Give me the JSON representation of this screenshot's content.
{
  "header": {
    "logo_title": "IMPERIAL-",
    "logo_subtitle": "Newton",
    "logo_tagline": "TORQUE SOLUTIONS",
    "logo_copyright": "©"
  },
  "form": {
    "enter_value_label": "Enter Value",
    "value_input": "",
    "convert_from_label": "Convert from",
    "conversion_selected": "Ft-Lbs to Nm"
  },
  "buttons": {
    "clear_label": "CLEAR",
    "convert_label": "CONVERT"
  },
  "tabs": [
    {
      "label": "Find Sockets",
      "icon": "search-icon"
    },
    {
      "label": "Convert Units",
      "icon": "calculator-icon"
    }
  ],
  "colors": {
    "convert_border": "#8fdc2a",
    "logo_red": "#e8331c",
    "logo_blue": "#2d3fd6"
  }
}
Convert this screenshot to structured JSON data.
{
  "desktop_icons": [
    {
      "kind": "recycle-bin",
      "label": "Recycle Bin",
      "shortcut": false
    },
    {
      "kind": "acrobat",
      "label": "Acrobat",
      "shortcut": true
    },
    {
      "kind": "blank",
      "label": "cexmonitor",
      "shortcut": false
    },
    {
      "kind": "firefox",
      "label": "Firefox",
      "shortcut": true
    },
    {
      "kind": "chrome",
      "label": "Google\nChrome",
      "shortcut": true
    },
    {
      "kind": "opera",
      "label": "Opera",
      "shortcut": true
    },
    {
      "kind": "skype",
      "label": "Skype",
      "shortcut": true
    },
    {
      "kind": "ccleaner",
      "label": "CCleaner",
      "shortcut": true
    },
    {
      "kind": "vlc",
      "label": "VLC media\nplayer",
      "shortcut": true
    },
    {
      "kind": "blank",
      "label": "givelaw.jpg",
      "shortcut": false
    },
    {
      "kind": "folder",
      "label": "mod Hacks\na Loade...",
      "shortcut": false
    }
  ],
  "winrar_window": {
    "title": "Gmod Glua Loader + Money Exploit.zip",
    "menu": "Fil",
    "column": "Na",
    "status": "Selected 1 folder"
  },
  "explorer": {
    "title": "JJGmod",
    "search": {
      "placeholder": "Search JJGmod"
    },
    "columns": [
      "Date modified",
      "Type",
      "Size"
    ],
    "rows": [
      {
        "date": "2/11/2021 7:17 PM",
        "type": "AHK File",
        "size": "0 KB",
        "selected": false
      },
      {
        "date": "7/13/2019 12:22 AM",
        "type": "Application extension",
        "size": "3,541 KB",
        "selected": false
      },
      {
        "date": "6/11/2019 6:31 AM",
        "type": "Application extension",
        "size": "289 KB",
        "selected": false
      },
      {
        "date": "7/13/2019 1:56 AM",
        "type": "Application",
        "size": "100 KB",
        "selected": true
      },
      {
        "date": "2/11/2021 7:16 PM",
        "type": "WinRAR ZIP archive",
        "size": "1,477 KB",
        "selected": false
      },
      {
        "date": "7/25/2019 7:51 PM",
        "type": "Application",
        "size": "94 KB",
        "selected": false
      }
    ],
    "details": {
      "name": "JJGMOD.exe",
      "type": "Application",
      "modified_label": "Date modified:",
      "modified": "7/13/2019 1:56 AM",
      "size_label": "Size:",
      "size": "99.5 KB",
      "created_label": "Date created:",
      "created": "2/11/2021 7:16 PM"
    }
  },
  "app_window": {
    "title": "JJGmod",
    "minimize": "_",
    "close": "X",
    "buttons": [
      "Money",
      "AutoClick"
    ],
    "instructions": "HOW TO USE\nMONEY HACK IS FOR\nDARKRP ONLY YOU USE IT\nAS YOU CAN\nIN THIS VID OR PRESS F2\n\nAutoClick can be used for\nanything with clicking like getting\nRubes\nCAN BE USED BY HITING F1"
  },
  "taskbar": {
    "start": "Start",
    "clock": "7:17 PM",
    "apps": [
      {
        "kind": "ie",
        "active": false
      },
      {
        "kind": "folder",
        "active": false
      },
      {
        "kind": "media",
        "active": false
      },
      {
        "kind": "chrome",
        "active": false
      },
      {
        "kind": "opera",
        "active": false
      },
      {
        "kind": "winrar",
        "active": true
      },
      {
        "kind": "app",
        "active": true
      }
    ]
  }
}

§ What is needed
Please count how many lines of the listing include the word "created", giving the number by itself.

§ Worked solution
2